A whale calling out into the ocean can sound beautiful, haunting, and at times, completely inorganic. In the case of humpbacks, there is in fact something remarkably calculated about their songs—something scientists didn’t even know until around 50 years ago, and still don't fully understand today. 

It was around that time in 1968 when Katy Payne, a researcher in acoustic biology at the Cornell Lab of Ornithology, and her husband Roger, a biologist, met Navy engineer Frank Watlington on a trip to Bermuda. They were connected through a mutual friend who thought the Paynes and Watlington might hit it off over a mutual passion for whales. Just a few years earlier, in 1965, humpback whales had become so endangered that the International Whaling Commission placed a temporary ban on commercial hunting.

Watlington invited the couple onto his ship and played the recording below of a male humpback, which he had picked up while doing work with underwater microphones called hydrophones. At the time, the hydrophones were being used by the Navy to listen for enemy submarines.

"I had never heard anything like it," Katy told NPR. "Oh, my God, tears flowed from our cheeks. We were just completely transfixed and amazed because the sounds are so beautiful, so powerful—so variable. They were, as we learned later, the sounds of just one animal. Just one animal."

Watlington had kept the recordings a secret for fear that the songs of the humpbacks would be used to find and kill them. He instead handed them off to the Paynes, who found there was more to discover in them than anyone initially realized.

In an effort to “see” the sounds, Katy made spectrograms showing the frequencies in a purely visual way. It was in the spectrograms that she started to notice a structure and what appeared to be rhythms and melodies.

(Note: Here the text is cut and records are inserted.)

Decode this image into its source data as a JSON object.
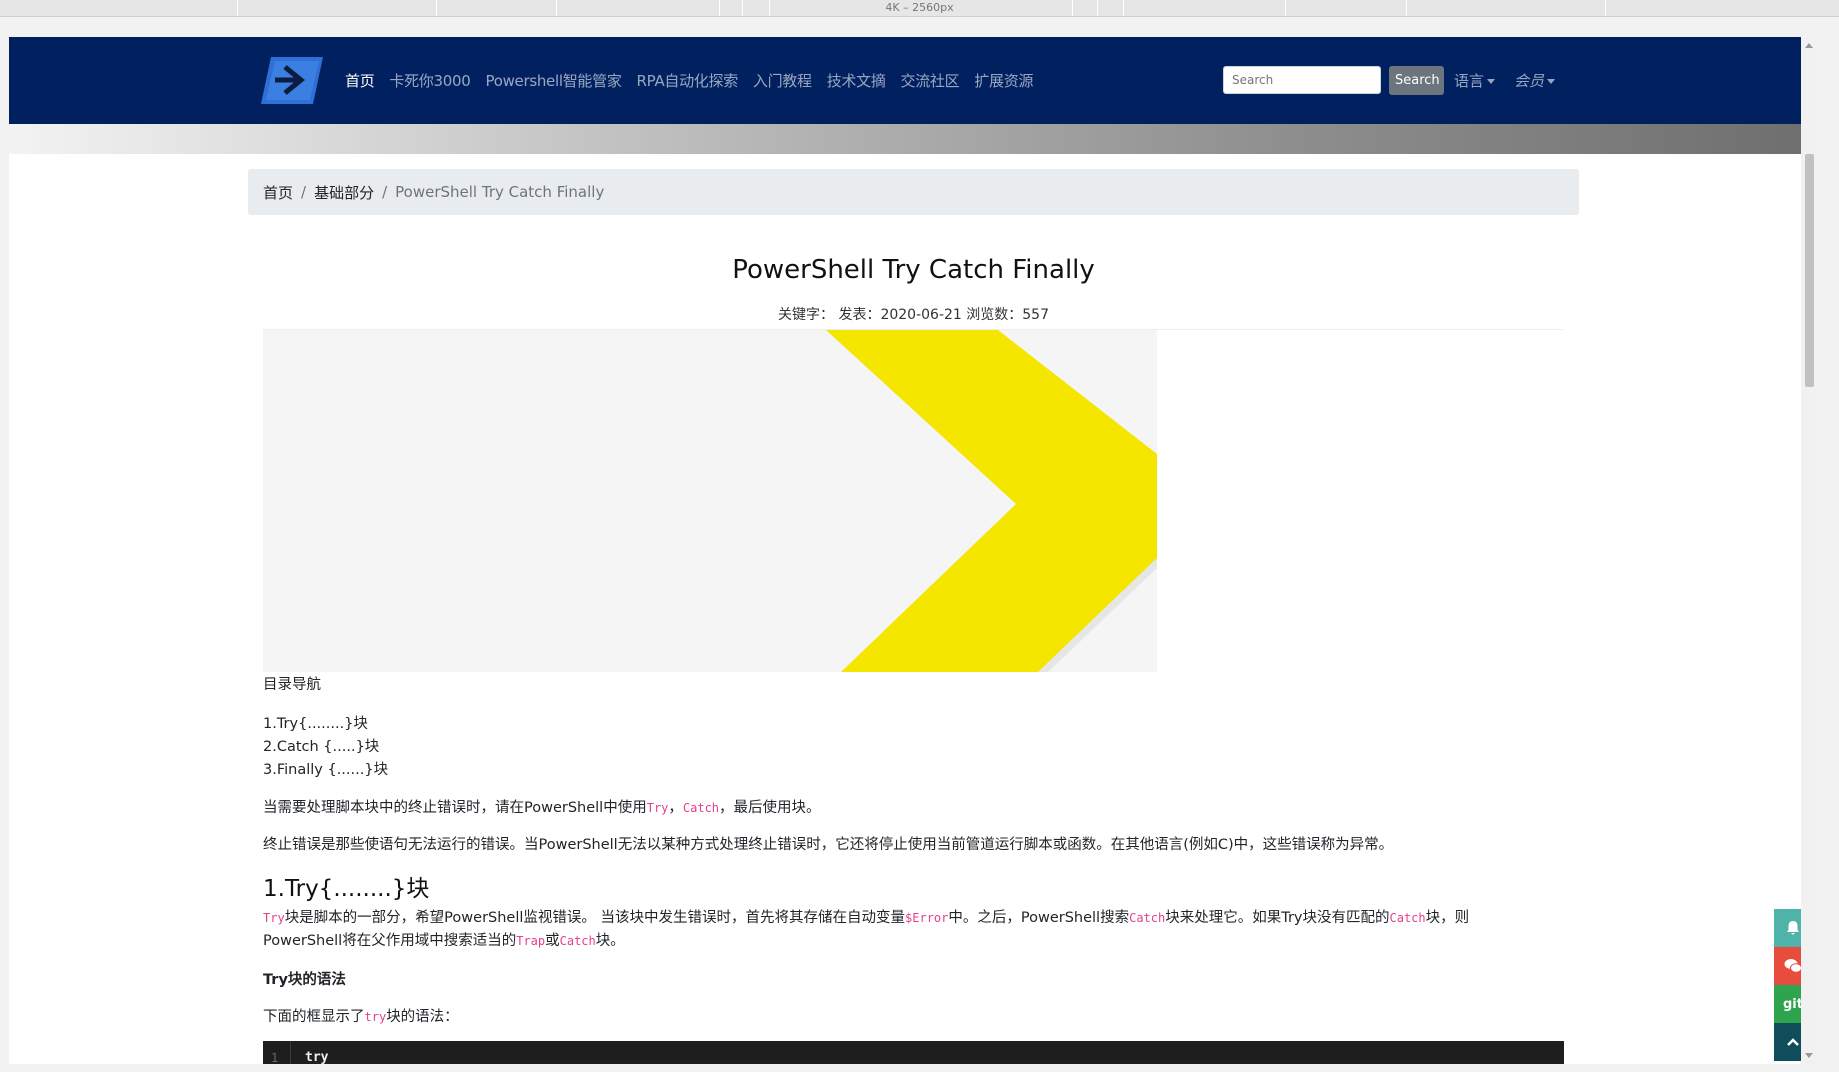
{
  "ruler": {
    "label": "4K – 2560px"
  },
  "navbar": {
    "links": [
      "首页",
      "卡死你3000",
      "Powershell智能管家",
      "RPA自动化探索",
      "入门教程",
      "技术文摘",
      "交流社区",
      "扩展资源"
    ],
    "search_placeholder": "Search",
    "search_button": "Search",
    "language": "语言",
    "member": "会员"
  },
  "breadcrumb": {
    "home": "首页",
    "section": "基础部分",
    "current": "PowerShell Try Catch Finally"
  },
  "article": {
    "title": "PowerShell Try Catch Finally",
    "meta": "关键字：  发表：2020-06-21 浏览数：557",
    "toc_title": "目录导航",
    "toc": [
      "1.Try{........}块",
      "2.Catch {.....}块",
      "3.Finally {......}块"
    ],
    "p1_a": "当需要处理脚本块中的终止错误时，请在PowerShell中使用",
    "p1_try": "Try",
    "p1_b": "，",
    "p1_catch": "Catch",
    "p1_c": "，最后使用块。",
    "p2": "终止错误是那些使语句无法运行的错误。当PowerShell无法以某种方式处理终止错误时，它还将停止使用当前管道运行脚本或函数。在其他语言(例如C)中，这些错误称为异常。",
    "h2": "1.Try{........}块",
    "p3_try": "Try",
    "p3_a": "块是脚本的一部分，希望PowerShell监视错误。 当该块中发生错误时，首先将其存储在自动变量",
    "p3_err": "$Error",
    "p3_b": "中。之后，PowerShell搜索",
    "p3_catch": "Catch",
    "p3_c": "块来处理它。如果Try块没有匹配的",
    "p3_catch2": "Catch",
    "p3_d": "块，则",
    "p3_e": "PowerShell将在父作用域中搜索适当的",
    "p3_trap": "Trap",
    "p3_f": "或",
    "p3_catch3": "Catch",
    "p3_g": "块。",
    "syntax_heading": "Try块的语法",
    "p4_a": "下面的框显示了",
    "p4_try": "try",
    "p4_b": "块的语法：",
    "code_line_no": "1",
    "code_line": "try"
  },
  "side_buttons": [
    {
      "name": "bell-icon",
      "color": "#4fb3a9"
    },
    {
      "name": "wechat-icon",
      "color": "#e74c3c"
    },
    {
      "name": "git-icon",
      "label": "git",
      "color": "#2ea44f"
    },
    {
      "name": "arrow-up-icon",
      "color": "#0e4d59"
    }
  ]
}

As she’d discover, the vocal patterns of humpback males (they’re the only ones who sing) aren’t random, and whales in a group will sing a song in roughly the same way. The whales will also make changes through time—altering rhythm, pitch, and duration after listening to each other. In other words, it’s sort of like they’re engaged in one long songwriting session.

Scientists aren’t totally sure why the songs change, but Katy said it might have something to do with—what else?—attracting females. The males might be awarded for their innovations, not so unlike human courting methods.

Proving this phenomenon was occurring wasn’t easy. The Paynes spent years recording whales, jetting around the world listening to the music of the ocean—while making their own at night. In 1970, Capitol Records released an album of humpback whale songs recorded by Roger, Katy and Frank, which remains the best-selling nature sounds album of all time.

Years later, at a Greenpeace meeting in Vancouver, an anti-war activist played the whale songs for then-director Rex Weyler. At the time, the fledgling organization was looking for a cause to kickstart environmental efforts. With that, Save the Whales was born. Fast forward to earlier this year, when the National Oceanic and Atmospheric Administration proposed changing the way humpback whales are classified under the Endangered Species Act. Of the 14 distinct populations in the species, only two would still be considered endangered and two would be classified as threatened.